Written by Rozalie Dean (nee Fergin), former resident of the Benalla Migrant Camp, Born - September 1951, Benalla.
The Home Land
Teodor Fergin and Maria Biernacka were both from Poland.
Teodor was a barber and when the Germans occupied Poland, he was employed to work exclusively for the Germans in a barber shop located in Warsaw. Teodor was also an AK Soldier (Home Army Soldier) who was captured on the last day of the Warsaw Uprising and taken to a POW camp in Germany.
Maria on the other hand, was one of the many rounded up by the Germans and transported to Germany to work on a farm as slave labour. Maria spent four years working on the farm from 6:00 am to 8:00 pm every day of the week.
End of WWII
After the War, Maria met Teodor through friends at a Displaced Persons Camp. They married and had a son, my brother Eugene was born in October 1947 in Frille, Germany.
Teodor was unable to return to Poland due to fear of persecution and Maria became a displaced person after her village in Poland was burnt to the ground, family members killed and the territory occupied by Ukraine.
Negotiating the Exit from Germany
The family applied for and was granted IRO Resettlement but prior to arriving in Melbourne the family spent four years in numerous German and Italian migrant camps before departing from Naples on 18 December 1949 to Australia.
The New Country – Arriving at Bonegilla
Teodor and Maria Fergin with their son Eugene arrived at Port Melbourne on 14 January 1950. As the family disembarked from the USS General Langfitt they were escorted to a waiting train on Station Pier which took them along the Cudgewa railway line to Bonegilla. Teodor wrote in his travel journal that the day they arrived, “was one of the hottest days on record”. The migrants found the heat unbearable as they waited in line for the authorities at Bonegilla to process the 1229 new arrivals.
After a couple of weeks in Bonegilla and as part of the Assisted Passage two year work contract, Teodor was sent to pick fruit in the Shepparton region. A few weeks later the rest of the family was transported to Rushworth Holding Centre. Their stay in Rushworth was temporary and I believe it may have been for the fruit picking duration only.
A New Beginning – Benalla
In April/May 1950 the family was relocated to Benalla Migrant Centre where their new life began in earnest. Teodor worked as a labourer picking fruit and tobacco, he also worked in the camp communal kitchen and when time permitted he would earn extra money as a barber and cobbler. Men at the camp would call in for a haircut and shave or drop off shoes for Teodor to repair and resole.
Maria joined the camp Polish choir which performed locally; she attended the mandatory camp English classes and in 1951 became pregnant with her second child.
My brother Eugene Fergin was 2½ years old when the family arrived in Benalla. Peter, as he is now known, attended the Benalla camp school from February 1953 to the end of 1954.

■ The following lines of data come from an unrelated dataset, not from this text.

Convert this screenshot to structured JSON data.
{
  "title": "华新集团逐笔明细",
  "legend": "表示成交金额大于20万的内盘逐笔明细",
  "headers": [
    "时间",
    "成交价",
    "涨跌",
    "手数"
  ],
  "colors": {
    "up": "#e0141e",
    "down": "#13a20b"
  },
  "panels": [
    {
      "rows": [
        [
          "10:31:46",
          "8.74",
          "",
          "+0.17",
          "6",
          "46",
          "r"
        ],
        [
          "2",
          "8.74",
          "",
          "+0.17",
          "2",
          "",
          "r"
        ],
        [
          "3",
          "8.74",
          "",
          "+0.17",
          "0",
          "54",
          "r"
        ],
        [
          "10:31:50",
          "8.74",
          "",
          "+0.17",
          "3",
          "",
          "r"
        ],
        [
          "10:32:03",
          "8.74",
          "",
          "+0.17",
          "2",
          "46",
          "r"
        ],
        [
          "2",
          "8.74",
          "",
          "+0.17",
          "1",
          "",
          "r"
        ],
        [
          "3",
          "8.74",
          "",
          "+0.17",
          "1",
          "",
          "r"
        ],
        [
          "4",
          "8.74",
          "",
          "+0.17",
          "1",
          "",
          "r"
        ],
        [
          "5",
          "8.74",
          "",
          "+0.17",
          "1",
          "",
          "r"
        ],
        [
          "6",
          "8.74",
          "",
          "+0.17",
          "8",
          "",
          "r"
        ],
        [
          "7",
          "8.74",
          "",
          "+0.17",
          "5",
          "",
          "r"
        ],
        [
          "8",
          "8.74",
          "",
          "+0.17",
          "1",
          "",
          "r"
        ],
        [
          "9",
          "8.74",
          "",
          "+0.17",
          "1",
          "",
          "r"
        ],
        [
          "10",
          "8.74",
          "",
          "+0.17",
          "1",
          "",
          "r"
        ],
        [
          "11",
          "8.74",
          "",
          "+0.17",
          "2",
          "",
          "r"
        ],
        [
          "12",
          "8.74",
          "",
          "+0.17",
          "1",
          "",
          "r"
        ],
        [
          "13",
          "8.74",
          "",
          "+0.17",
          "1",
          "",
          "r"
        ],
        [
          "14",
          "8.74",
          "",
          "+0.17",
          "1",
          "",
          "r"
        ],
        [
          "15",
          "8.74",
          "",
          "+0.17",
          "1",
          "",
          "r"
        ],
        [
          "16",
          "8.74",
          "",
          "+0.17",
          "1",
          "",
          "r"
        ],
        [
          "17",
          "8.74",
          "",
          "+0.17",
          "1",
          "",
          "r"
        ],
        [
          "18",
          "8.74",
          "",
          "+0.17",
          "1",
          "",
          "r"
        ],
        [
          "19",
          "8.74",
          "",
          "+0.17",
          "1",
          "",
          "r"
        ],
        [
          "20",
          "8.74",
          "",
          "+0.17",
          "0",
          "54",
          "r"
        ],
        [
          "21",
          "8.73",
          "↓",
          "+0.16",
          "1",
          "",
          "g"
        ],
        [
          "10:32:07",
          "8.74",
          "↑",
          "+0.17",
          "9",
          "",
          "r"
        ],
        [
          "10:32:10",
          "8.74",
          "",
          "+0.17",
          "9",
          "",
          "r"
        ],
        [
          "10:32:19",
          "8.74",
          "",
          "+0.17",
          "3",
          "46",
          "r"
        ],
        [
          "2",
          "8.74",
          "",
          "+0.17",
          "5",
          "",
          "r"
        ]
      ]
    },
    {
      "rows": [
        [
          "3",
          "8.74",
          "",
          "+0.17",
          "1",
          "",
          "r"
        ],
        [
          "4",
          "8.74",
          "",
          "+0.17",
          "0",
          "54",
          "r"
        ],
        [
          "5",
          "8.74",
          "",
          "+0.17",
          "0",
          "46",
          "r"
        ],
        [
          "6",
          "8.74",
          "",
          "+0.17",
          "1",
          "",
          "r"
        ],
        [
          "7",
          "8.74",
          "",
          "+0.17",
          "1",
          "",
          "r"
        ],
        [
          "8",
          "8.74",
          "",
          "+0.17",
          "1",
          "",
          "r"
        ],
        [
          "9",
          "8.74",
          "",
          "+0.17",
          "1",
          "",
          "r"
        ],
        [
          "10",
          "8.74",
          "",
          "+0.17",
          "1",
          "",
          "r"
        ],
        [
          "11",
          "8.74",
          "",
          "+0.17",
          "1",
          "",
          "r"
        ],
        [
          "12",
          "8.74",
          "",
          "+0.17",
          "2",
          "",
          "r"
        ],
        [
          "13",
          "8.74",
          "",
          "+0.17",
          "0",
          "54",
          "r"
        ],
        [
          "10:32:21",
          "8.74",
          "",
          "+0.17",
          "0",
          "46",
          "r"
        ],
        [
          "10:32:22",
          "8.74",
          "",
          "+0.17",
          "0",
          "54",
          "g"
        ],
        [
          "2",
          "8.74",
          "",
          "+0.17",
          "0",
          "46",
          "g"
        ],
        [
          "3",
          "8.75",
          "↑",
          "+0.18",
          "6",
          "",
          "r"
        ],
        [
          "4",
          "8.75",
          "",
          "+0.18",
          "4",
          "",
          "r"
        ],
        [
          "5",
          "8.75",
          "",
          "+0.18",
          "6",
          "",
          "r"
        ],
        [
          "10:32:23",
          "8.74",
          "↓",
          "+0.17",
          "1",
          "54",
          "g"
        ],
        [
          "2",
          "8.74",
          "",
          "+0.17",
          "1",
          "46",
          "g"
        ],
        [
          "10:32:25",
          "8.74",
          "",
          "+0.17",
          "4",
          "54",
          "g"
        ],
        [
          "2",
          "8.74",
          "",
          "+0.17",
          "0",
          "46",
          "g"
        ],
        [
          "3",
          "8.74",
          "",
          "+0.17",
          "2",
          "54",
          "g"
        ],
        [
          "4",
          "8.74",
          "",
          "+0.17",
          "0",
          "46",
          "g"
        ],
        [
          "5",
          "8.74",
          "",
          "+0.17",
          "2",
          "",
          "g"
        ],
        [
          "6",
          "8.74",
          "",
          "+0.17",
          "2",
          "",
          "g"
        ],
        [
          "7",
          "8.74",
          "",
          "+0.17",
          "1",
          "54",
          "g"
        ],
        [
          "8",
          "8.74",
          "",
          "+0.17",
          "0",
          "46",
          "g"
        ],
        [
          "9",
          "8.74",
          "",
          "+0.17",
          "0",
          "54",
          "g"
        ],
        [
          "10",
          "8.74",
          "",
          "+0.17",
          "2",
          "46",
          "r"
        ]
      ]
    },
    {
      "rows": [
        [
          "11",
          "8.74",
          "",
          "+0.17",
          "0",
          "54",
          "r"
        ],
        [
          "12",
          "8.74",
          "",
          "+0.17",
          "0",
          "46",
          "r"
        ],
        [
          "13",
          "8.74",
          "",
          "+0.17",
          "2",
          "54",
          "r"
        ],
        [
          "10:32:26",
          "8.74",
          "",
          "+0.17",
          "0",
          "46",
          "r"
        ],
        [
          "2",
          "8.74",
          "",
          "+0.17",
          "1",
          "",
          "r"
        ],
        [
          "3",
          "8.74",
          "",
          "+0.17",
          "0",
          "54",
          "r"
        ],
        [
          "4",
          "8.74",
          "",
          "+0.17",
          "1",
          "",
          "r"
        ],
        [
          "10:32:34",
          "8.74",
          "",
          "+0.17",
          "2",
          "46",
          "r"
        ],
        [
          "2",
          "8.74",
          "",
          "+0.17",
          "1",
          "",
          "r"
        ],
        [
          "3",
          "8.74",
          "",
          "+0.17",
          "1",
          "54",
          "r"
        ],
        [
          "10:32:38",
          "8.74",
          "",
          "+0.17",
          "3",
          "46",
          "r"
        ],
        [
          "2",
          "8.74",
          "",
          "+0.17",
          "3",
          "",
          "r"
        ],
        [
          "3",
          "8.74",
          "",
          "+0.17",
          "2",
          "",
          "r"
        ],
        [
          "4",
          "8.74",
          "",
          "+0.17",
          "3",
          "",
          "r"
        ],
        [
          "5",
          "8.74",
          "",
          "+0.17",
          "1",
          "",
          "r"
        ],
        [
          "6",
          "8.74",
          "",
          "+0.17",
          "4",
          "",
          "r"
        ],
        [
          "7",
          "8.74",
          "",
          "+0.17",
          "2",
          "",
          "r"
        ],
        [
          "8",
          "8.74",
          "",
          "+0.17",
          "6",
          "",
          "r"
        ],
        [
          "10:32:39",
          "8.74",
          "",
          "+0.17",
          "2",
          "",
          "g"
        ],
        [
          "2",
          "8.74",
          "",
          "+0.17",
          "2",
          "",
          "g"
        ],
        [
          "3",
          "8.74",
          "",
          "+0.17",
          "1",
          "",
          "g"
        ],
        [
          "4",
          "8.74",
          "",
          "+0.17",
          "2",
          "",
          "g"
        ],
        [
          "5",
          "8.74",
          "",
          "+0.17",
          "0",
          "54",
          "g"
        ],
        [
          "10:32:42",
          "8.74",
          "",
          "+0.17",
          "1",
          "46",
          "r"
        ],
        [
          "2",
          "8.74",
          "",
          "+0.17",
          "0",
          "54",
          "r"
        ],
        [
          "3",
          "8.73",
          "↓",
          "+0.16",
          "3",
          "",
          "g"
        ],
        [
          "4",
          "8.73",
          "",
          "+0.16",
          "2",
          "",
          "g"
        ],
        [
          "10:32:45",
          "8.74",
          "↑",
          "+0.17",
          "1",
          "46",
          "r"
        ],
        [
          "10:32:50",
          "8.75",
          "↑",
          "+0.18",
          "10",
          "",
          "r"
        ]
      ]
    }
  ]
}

Life in the Camp
The camp was a hive of activity and creativity, the women would make the Huts as homely as possible. Maria crocheted colourful blankets and cushion covers, she also made flowers from crepe paper. I recall her saying that she once decorated the Christmas Tree in the Camp Main Hall with crepe paper roses because there were no Christmas decorations available to hang on the tree.
When Queen Elizabeth visited Benalla in 1954 it was a grand day with streets and houses decorated with bunting flags and the Baltic camp children dressed in national costume. Peter could not escape been dressed for the occasion.
St Nicholas Day, 6th December was another special occasion which brought fear and tears to some little faces and curiosity to others, as St Nicholas arrived at the camp with the Devil and an Angel. Parents would put the ‘fear of god’ in you to be good.
There were many social gatherings and celebrations, cultural events, births, christenings and marriages. The migrants not only celebrated their own special cultural occasions but also Australian events such as the Melbourne Cup, Soccer and Aussie Rules Football.
Business as Usual
The post-war migrants had a sense of pride and commitment; many camp residents found work locally at Renold’s Chain factory and Latoof & Cahill Clothing factory, others worked in shops, domestic service and some were even brave enough to start their own business.
What made Benalla Migrant Camp unique was its proximity to the main town and work opportunities; and based on the number of bicycles leaning against Hut walls, the preferred method of transport was cycling.
During our five years in the Benalla Migrant Camp, the family had forged many wonderful and lifelong friendships. Maria would often speak fondly of her time in the camp. The bond within the camp provided much needed comfort, encouragement and spiritual support; it gave the migrants strength and made them resilient.
Photographs by Stan Mosbauer. Stan was a keen photographer and never without his camera. The Mosbauer family arrived at the Benalla Migrant Camp in June 1950 and in 1954 moved into their new home in Kathryn Street, Benalla.
Burial Location for Teodor and Maria FERGIN
Springvale Botanical Cemetery – Birches, Row AF, Grave 34
|Name||Date of Birth||Parent||Camp Date|
|Eugeniusz Fergin||Friday 10th October 1947||Mr Teodor||03/02/1953|